As the supercell travels, it can devour other burgeoning storms in its path, gaining steam. By deviating from the primary air current, this billowy beast can elude death for hours, avoiding what often quickly kills a garden-variety thunderstorm: its own cool precipitation, which can eviscerate the clouds from the inside out. “[Supercells] are like these living things,” says Dobrowner. “They do everything they can possibly do to stay alive. And every one’s very different.”
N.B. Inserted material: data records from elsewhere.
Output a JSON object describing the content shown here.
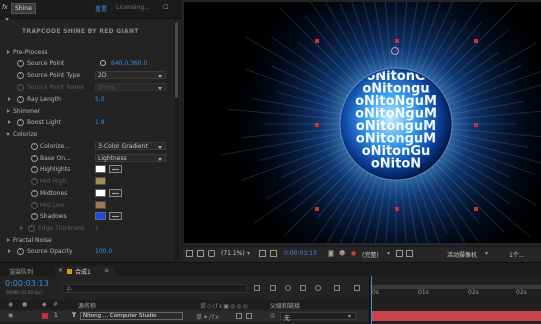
{
  "effect_controls": {
    "fx_label": "fx",
    "tab": "Shine",
    "reset": "重置",
    "licensing": "Licensing...",
    "header_title": "TRAPCODE SHINE BY RED GIANT",
    "properties": {
      "pre_process": "Pre-Process",
      "source_point": {
        "label": "Source Point",
        "value": "640.0,360.0"
      },
      "source_point_type": {
        "label": "Source Point Type",
        "value": "2D"
      },
      "source_point_name": {
        "label": "Source Point Name",
        "value": "Shine"
      },
      "ray_length": {
        "label": "Ray Length",
        "value": "5.0"
      },
      "shimmer": "Shimmer",
      "boost_light": {
        "label": "Boost Light",
        "value": "1.9"
      },
      "colorize_group": "Colorize",
      "colorize": {
        "label": "Colorize...",
        "value": "3-Color Gradient"
      },
      "base_on": {
        "label": "Base On...",
        "value": "Lightness"
      },
      "highlights": {
        "label": "Highlights",
        "color": "#ffffff"
      },
      "mid_high": {
        "label": "Mid High",
        "color": "#f6d46a"
      },
      "midtones": {
        "label": "Midtones",
        "color": "#ffffff"
      },
      "mid_low": {
        "label": "Mid Low",
        "color": "#f2ae7c"
      },
      "shadows": {
        "label": "Shadows",
        "color": "#1848ee"
      },
      "edge_thickness": {
        "label": "Edge Thickness",
        "value": "1"
      },
      "fractal_noise": "Fractal Noise",
      "source_opacity": {
        "label": "Source Opacity",
        "value": "100.0"
      }
    }
  },
  "viewer": {
    "globe_text": [
      "oNitonG",
      "oNitongu",
      "oNitoNguM",
      "oNitoNguM",
      "oNitonguM",
      "oNitonguM",
      "oNitonGu",
      "oNitoN"
    ],
    "toolbar": {
      "zoom": "(71.1%)",
      "timecode": "0:00:03:13",
      "resolution": "(完整)",
      "camera": "活动摄像机",
      "views": "1个..."
    }
  },
  "timeline": {
    "tabs": [
      "渲染队列",
      "合成1"
    ],
    "timecode": "0:00:03:13",
    "frame_info": "00088 (25.00 fps)",
    "search_placeholder": "ρ.",
    "col_source": "源名称",
    "col_parent": "父级和链接",
    "layer": {
      "number": "1",
      "type": "T",
      "name": "Nitong ... Computer Studio",
      "parent": "无"
    },
    "ruler": [
      "0s",
      "01s",
      "02s",
      "02s"
    ]
  },
  "colors": {
    "accent": "#3d8fe0",
    "timeline_bar": "#c9434b",
    "handle": "#c93030"
  }
}
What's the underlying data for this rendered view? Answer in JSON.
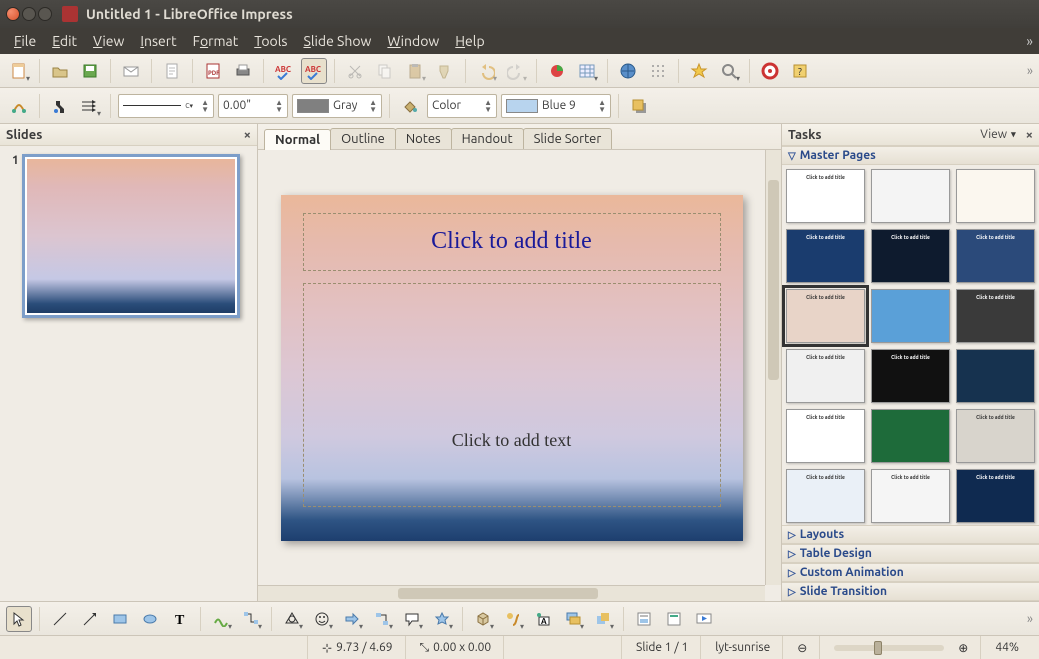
{
  "window": {
    "title": "Untitled 1 - LibreOffice Impress"
  },
  "menus": [
    "File",
    "Edit",
    "View",
    "Insert",
    "Format",
    "Tools",
    "Slide Show",
    "Window",
    "Help"
  ],
  "toolbar2": {
    "lineStyle": "———",
    "lineWidth": "0.00\"",
    "colorLabel": "Gray",
    "fillType": "Color",
    "fillColor": "Blue 9"
  },
  "slidesPanel": {
    "title": "Slides",
    "thumbs": [
      {
        "num": "1"
      }
    ]
  },
  "viewTabs": [
    "Normal",
    "Outline",
    "Notes",
    "Handout",
    "Slide Sorter"
  ],
  "slide": {
    "titlePlaceholder": "Click to add title",
    "bodyPlaceholder": "Click to add text"
  },
  "tasksPanel": {
    "title": "Tasks",
    "viewLabel": "View",
    "sections": [
      "Master Pages",
      "Layouts",
      "Table Design",
      "Custom Animation",
      "Slide Transition"
    ]
  },
  "masterThumbs": [
    {
      "bg": "#ffffff",
      "label": "Click to add title"
    },
    {
      "bg": "#f4f4f4",
      "label": ""
    },
    {
      "bg": "#fbf7ef",
      "label": ""
    },
    {
      "bg": "#1a3c6e",
      "label": "Click to add title",
      "dark": true
    },
    {
      "bg": "#0e1b2e",
      "label": "Click to add title",
      "dark": true
    },
    {
      "bg": "#2b4a7a",
      "label": "Click to add title",
      "dark": true
    },
    {
      "bg": "#e8d4c8",
      "label": "Click to add title",
      "selected": true
    },
    {
      "bg": "#5aa0d8",
      "label": ""
    },
    {
      "bg": "#3a3a3a",
      "label": "Click to add title",
      "dark": true
    },
    {
      "bg": "#f0f0f0",
      "label": "Click to add title"
    },
    {
      "bg": "#111111",
      "label": "Click to add title",
      "dark": true
    },
    {
      "bg": "#16324f",
      "label": "",
      "dark": true
    },
    {
      "bg": "#ffffff",
      "label": "Click to add title"
    },
    {
      "bg": "#1e6b3a",
      "label": "",
      "dark": true
    },
    {
      "bg": "#d8d4cc",
      "label": "Click to add title"
    },
    {
      "bg": "#eaf0f7",
      "label": "Click to add title"
    },
    {
      "bg": "#f5f5f5",
      "label": "Click to add title"
    },
    {
      "bg": "#0f2a50",
      "label": "Click to add title",
      "dark": true
    }
  ],
  "statusbar": {
    "pos": "9.73 / 4.69",
    "size": "0.00 x 0.00",
    "slide": "Slide 1 / 1",
    "template": "lyt-sunrise",
    "zoom": "44%"
  }
}
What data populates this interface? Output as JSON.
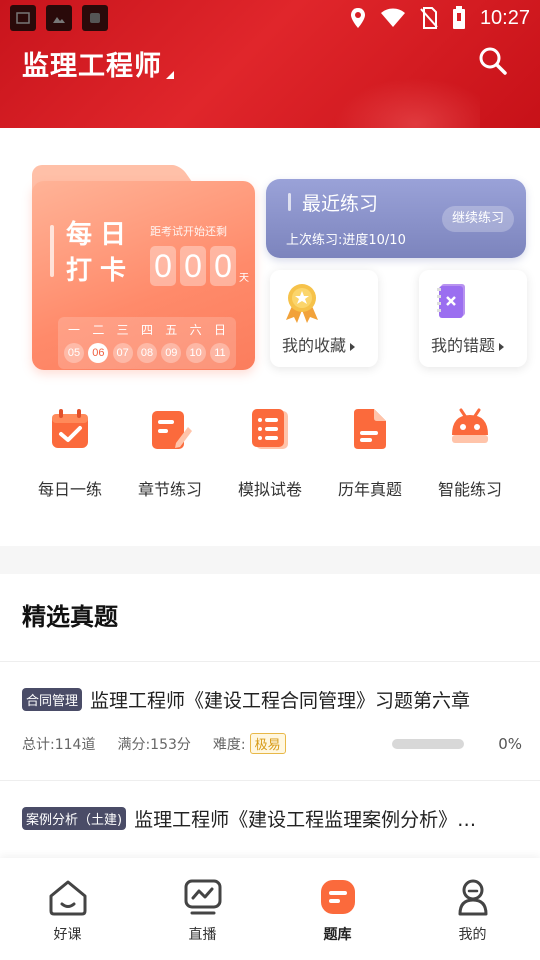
{
  "status_bar": {
    "time": "10:27"
  },
  "header": {
    "title": "监理工程师"
  },
  "checkin": {
    "title": "每日打卡",
    "countdown_label": "距考试开始还剩",
    "digits": [
      "0",
      "0",
      "0"
    ],
    "unit": "天",
    "weekdays": [
      "一",
      "二",
      "三",
      "四",
      "五",
      "六",
      "日"
    ],
    "dates": [
      "05",
      "06",
      "07",
      "08",
      "09",
      "10",
      "11"
    ]
  },
  "recent": {
    "title": "最近练习",
    "subtitle": "上次练习:进度10/10",
    "continue_label": "继续练习"
  },
  "favorites": {
    "label": "我的收藏"
  },
  "wrong": {
    "label": "我的错题"
  },
  "functions": [
    {
      "label": "每日一练",
      "icon": "calendar-check-icon"
    },
    {
      "label": "章节练习",
      "icon": "edit-note-icon"
    },
    {
      "label": "模拟试卷",
      "icon": "list-paper-icon"
    },
    {
      "label": "历年真题",
      "icon": "document-icon"
    },
    {
      "label": "智能练习",
      "icon": "robot-icon"
    }
  ],
  "featured": {
    "title": "精选真题",
    "items": [
      {
        "tag": "合同管理",
        "title": "监理工程师《建设工程合同管理》习题第六章",
        "total": "总计:114道",
        "score": "满分:153分",
        "difficulty_label": "难度:",
        "difficulty": "极易",
        "progress": 0,
        "percent": "0%"
      },
      {
        "tag": "案例分析（土建)",
        "title": "监理工程师《建设工程监理案例分析》…"
      }
    ]
  },
  "bottom_nav": [
    {
      "label": "好课",
      "icon": "home-icon"
    },
    {
      "label": "直播",
      "icon": "live-tv-icon"
    },
    {
      "label": "题库",
      "icon": "question-bank-icon",
      "active": true
    },
    {
      "label": "我的",
      "icon": "profile-icon"
    }
  ],
  "colors": {
    "header_red": "#d91f26",
    "accent_orange": "#f06a3a",
    "recent_purple": "#8a91c9",
    "badge_gold": "#d79b18"
  }
}
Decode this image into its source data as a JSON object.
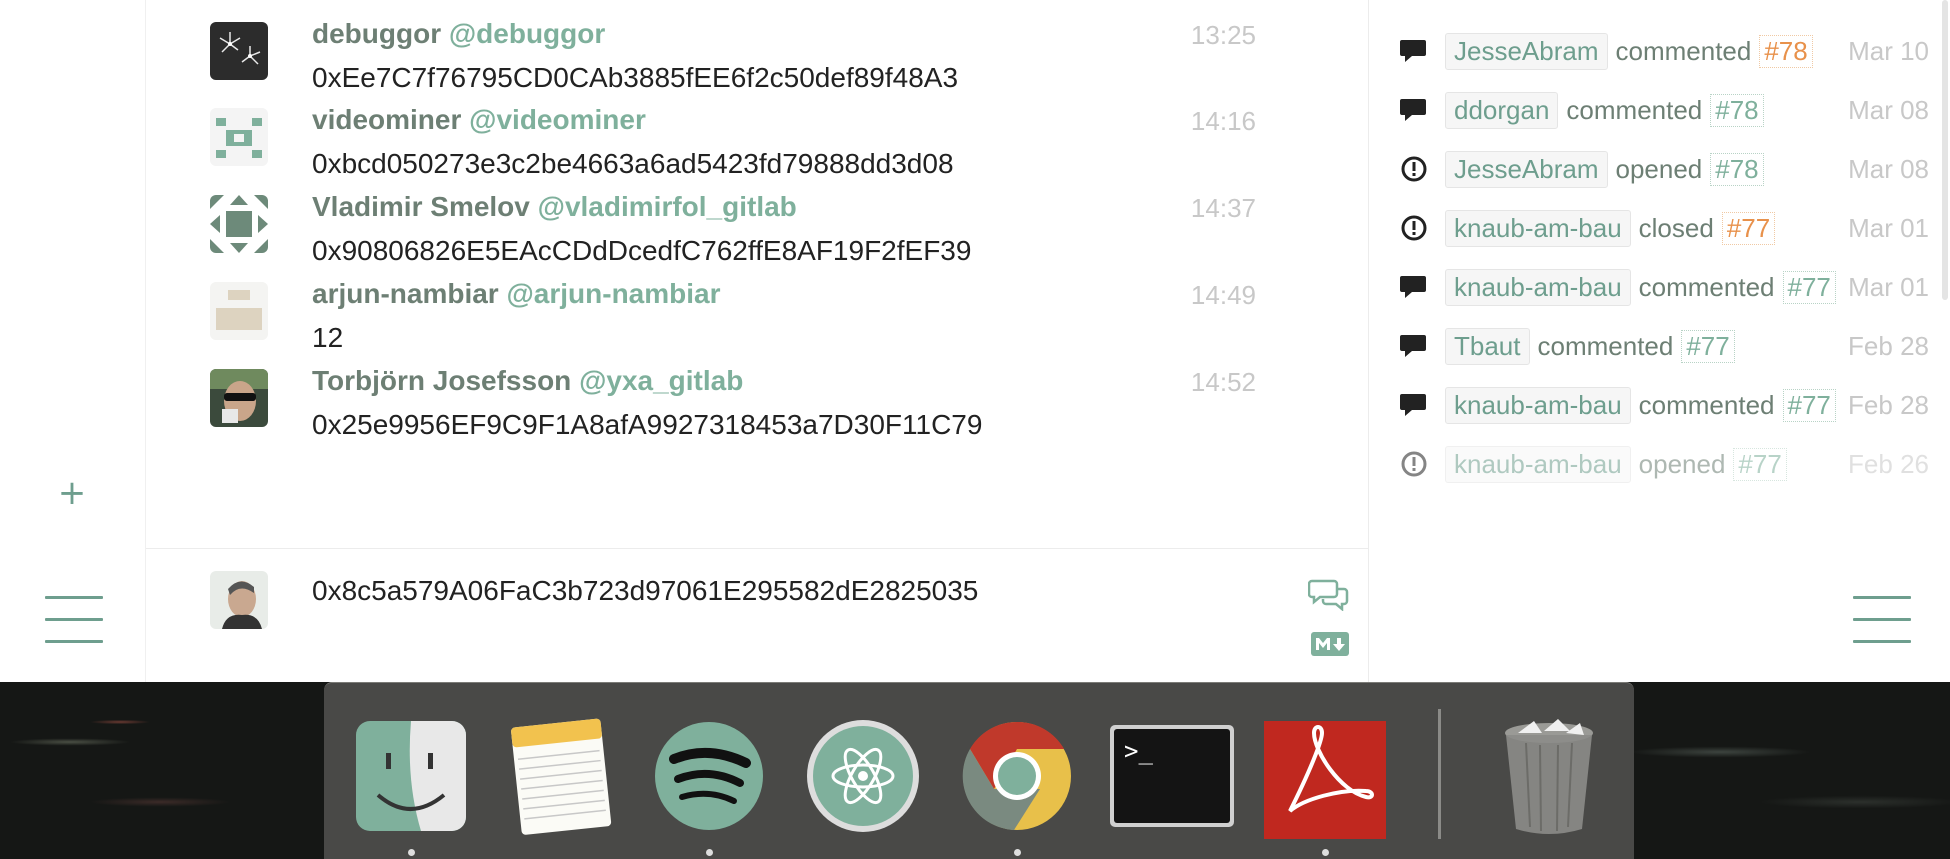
{
  "messages": [
    {
      "name": "debuggor",
      "handle": "@debuggor",
      "text": "0xEe7C7f76795CD0CAb3885fEE6f2c50def89f48A3",
      "time": "13:25"
    },
    {
      "name": "videominer",
      "handle": "@videominer",
      "text": "0xbcd050273e3c2be4663a6ad5423fd79888dd3d08",
      "time": "14:16"
    },
    {
      "name": "Vladimir Smelov",
      "handle": "@vladimirfol_gitlab",
      "text": "0x90806826E5EAcCDdDcedfC762ffE8AF19F2fEF39",
      "time": "14:37"
    },
    {
      "name": "arjun-nambiar",
      "handle": "@arjun-nambiar",
      "text": "12",
      "time": "14:49"
    },
    {
      "name": "Torbjörn Josefsson",
      "handle": "@yxa_gitlab",
      "text": "0x25e9956EF9C9F1A8afA9927318453a7D30F11C79",
      "time": "14:52"
    }
  ],
  "composer": {
    "value": "0x8c5a579A06FaC3b723d97061E295582dE2825035"
  },
  "left_rail": {
    "add_label": "+"
  },
  "activity": [
    {
      "icon": "comment-icon",
      "user": "JesseAbram",
      "verb": "commented",
      "issue": "#78",
      "issue_color": "#e8914b",
      "date": "Mar 10"
    },
    {
      "icon": "comment-icon",
      "user": "ddorgan",
      "verb": "commented",
      "issue": "#78",
      "issue_color": "#7fb09c",
      "date": "Mar 08"
    },
    {
      "icon": "issue-icon",
      "user": "JesseAbram",
      "verb": "opened",
      "issue": "#78",
      "issue_color": "#7fb09c",
      "date": "Mar 08"
    },
    {
      "icon": "issue-icon",
      "user": "knaub-am-bau",
      "verb": "closed",
      "issue": "#77",
      "issue_color": "#e8914b",
      "date": "Mar 01"
    },
    {
      "icon": "comment-icon",
      "user": "knaub-am-bau",
      "verb": "commented",
      "issue": "#77",
      "issue_color": "#7fb09c",
      "date": "Mar 01"
    },
    {
      "icon": "comment-icon",
      "user": "Tbaut",
      "verb": "commented",
      "issue": "#77",
      "issue_color": "#7fb09c",
      "date": "Feb 28"
    },
    {
      "icon": "comment-icon",
      "user": "knaub-am-bau",
      "verb": "commented",
      "issue": "#77",
      "issue_color": "#7fb09c",
      "date": "Feb 28"
    },
    {
      "icon": "issue-icon",
      "user": "knaub-am-bau",
      "verb": "opened",
      "issue": "#77",
      "issue_color": "#7fb09c",
      "date": "Feb 26"
    }
  ],
  "dock": {
    "apps": [
      "Finder",
      "Notes",
      "Spotify",
      "Atom",
      "Chrome",
      "Terminal",
      "Acrobat",
      "Trash"
    ],
    "running": [
      "Finder",
      "Spotify",
      "Chrome",
      "Acrobat"
    ],
    "terminal_prompt": ">_"
  },
  "colors": {
    "accent": "#6e9e8e",
    "handle": "#7fb09c",
    "name": "#6d7f74",
    "orange": "#e8914b"
  }
}
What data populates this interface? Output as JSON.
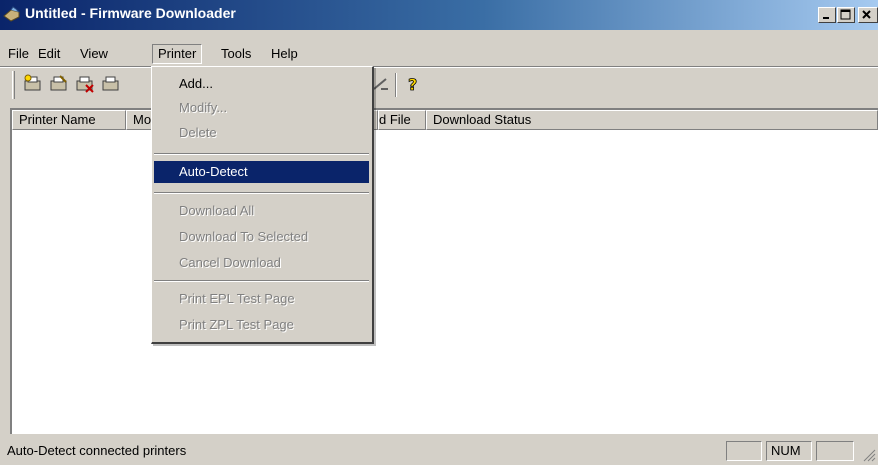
{
  "window": {
    "title": "Untitled - Firmware Downloader",
    "icon": "app-icon"
  },
  "menubar": {
    "items": [
      {
        "label": "File"
      },
      {
        "label": "Edit"
      },
      {
        "label": "View"
      },
      {
        "label": "Printer",
        "open": true
      },
      {
        "label": "Tools"
      },
      {
        "label": "Help"
      }
    ]
  },
  "toolbar": {
    "buttons": [
      {
        "icon": "add-printer-icon"
      },
      {
        "icon": "modify-printer-icon"
      },
      {
        "icon": "delete-printer-icon"
      },
      {
        "icon": "auto-detect-icon"
      },
      {
        "icon": "download-icon"
      },
      {
        "icon": "help-icon"
      }
    ]
  },
  "listview": {
    "columns": [
      {
        "label": "Printer Name"
      },
      {
        "label": "Mo"
      },
      {
        "label": "d File"
      },
      {
        "label": "Download Status"
      }
    ]
  },
  "printer_menu": {
    "items": [
      {
        "label": "Add...",
        "enabled": true
      },
      {
        "label": "Modify...",
        "enabled": false
      },
      {
        "label": "Delete",
        "enabled": false
      },
      {
        "label": "Auto-Detect",
        "enabled": true,
        "highlighted": true
      },
      {
        "label": "Download All",
        "enabled": false
      },
      {
        "label": "Download To Selected",
        "enabled": false
      },
      {
        "label": "Cancel Download",
        "enabled": false
      },
      {
        "label": "Print EPL Test Page",
        "enabled": false
      },
      {
        "label": "Print ZPL Test Page",
        "enabled": false
      }
    ]
  },
  "statusbar": {
    "message": "Auto-Detect connected printers",
    "num_indicator": "NUM"
  },
  "colors": {
    "title_active": "#0a246a",
    "face": "#d4d0c8",
    "highlight": "#0a246a",
    "disabled_text": "#808080"
  }
}
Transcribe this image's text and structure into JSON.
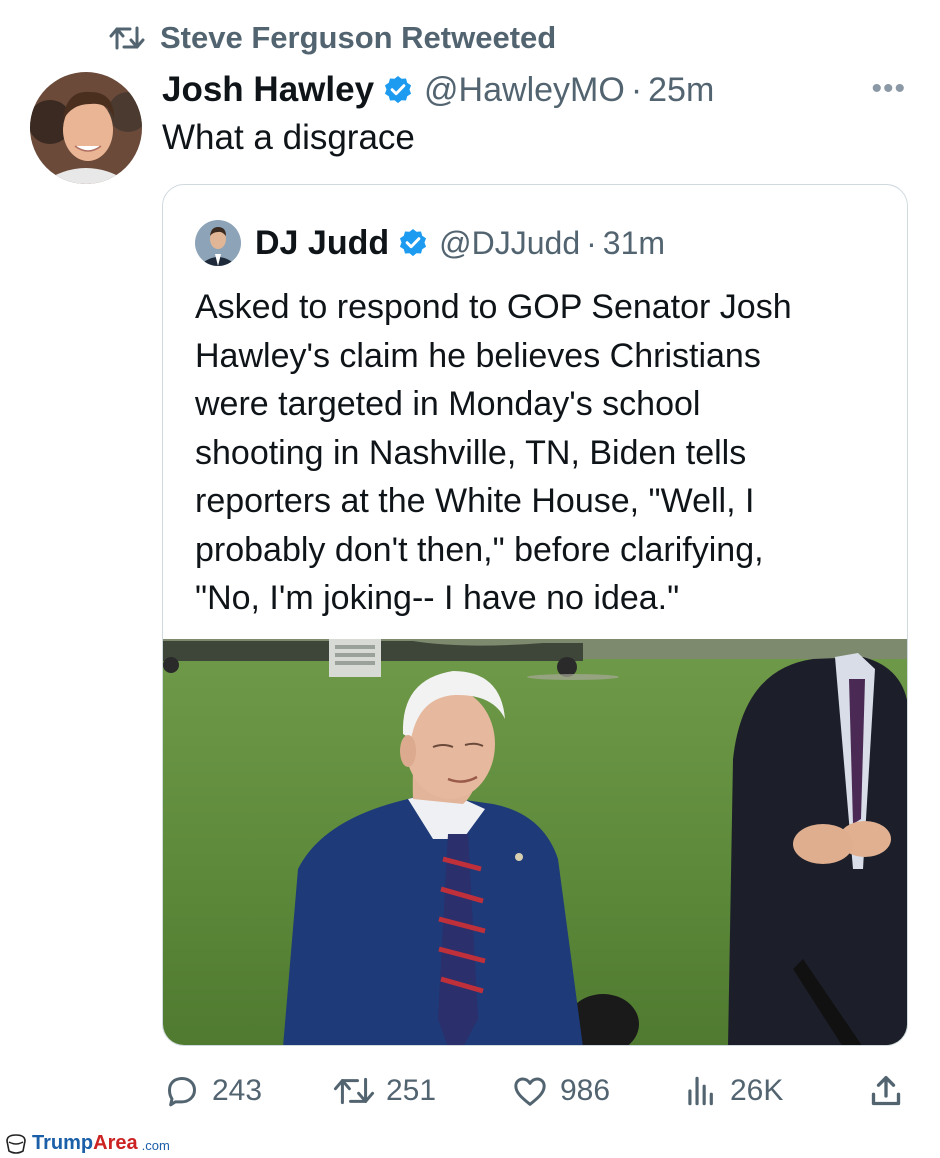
{
  "retweet": {
    "icon": "retweet-icon",
    "label": "Steve Ferguson Retweeted"
  },
  "tweet": {
    "author_name": "Josh Hawley",
    "handle": "@HawleyMO",
    "separator": "·",
    "time": "25m",
    "more": "•••",
    "text": "What a disgrace"
  },
  "quote": {
    "author_name": "DJ Judd",
    "handle": "@DJJudd",
    "separator": "·",
    "time": "31m",
    "lines": [
      "Asked to respond to GOP Senator Josh",
      "Hawley's claim he believes Christians",
      "were targeted in Monday's school",
      "shooting in Nashville, TN, Biden tells",
      "reporters at the White House, \"Well, I",
      "probably don't then,\" before clarifying,",
      "\"No, I'm joking-- I have no idea.\""
    ]
  },
  "actions": {
    "replies": "243",
    "retweets": "251",
    "likes": "986",
    "views": "26K"
  },
  "watermark": {
    "brand_blue": "Trump",
    "brand_red": "Area",
    "domain": ".com"
  },
  "colors": {
    "verified": "#1d9bf0",
    "muted": "#536471",
    "border": "#cfd9de"
  }
}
Their enigmatic beauty drives Dobrowner, who grew up on Long Island and received his first camera—a WWII-era Argus Rangefinder—at 17. A few years later, inspired in part by Ansel Adams’s sweeping vistas of seemingly alien terrain, he launched a back-and-forth cross-country trip spread over four years. Dobrowner eventually settled in Los Angeles, and photography fell to the wayside until five years ago, when he picked it up again after a two-decade hiatus. Preferring landscapes, he found himself venturing out in the worst kind of weather. Besides his digital Canon or Sony and a tripod, Dobrowner’s main piece of equipment is his beanie, which doubles as a protective cover for his cameras. He shoots only in black and white—“I see every day in color,” he says—occasionally using a red or yellow filter. To him, traditional darkroom techniques, such as dodging and burning or adding contrast, are acceptable, but digital manipulation is not.

Dobrowner’s wife and children overcame their initial concerns about his safety and grew to admire his work, which he pursues with them in mind. “There’s so much to see, there’s so much going on, and life’s so short,” he says. “I just wanted to document what things are like right now for myself and my kids.” And few phenomena evoke mortality like the sound and fury of a storm.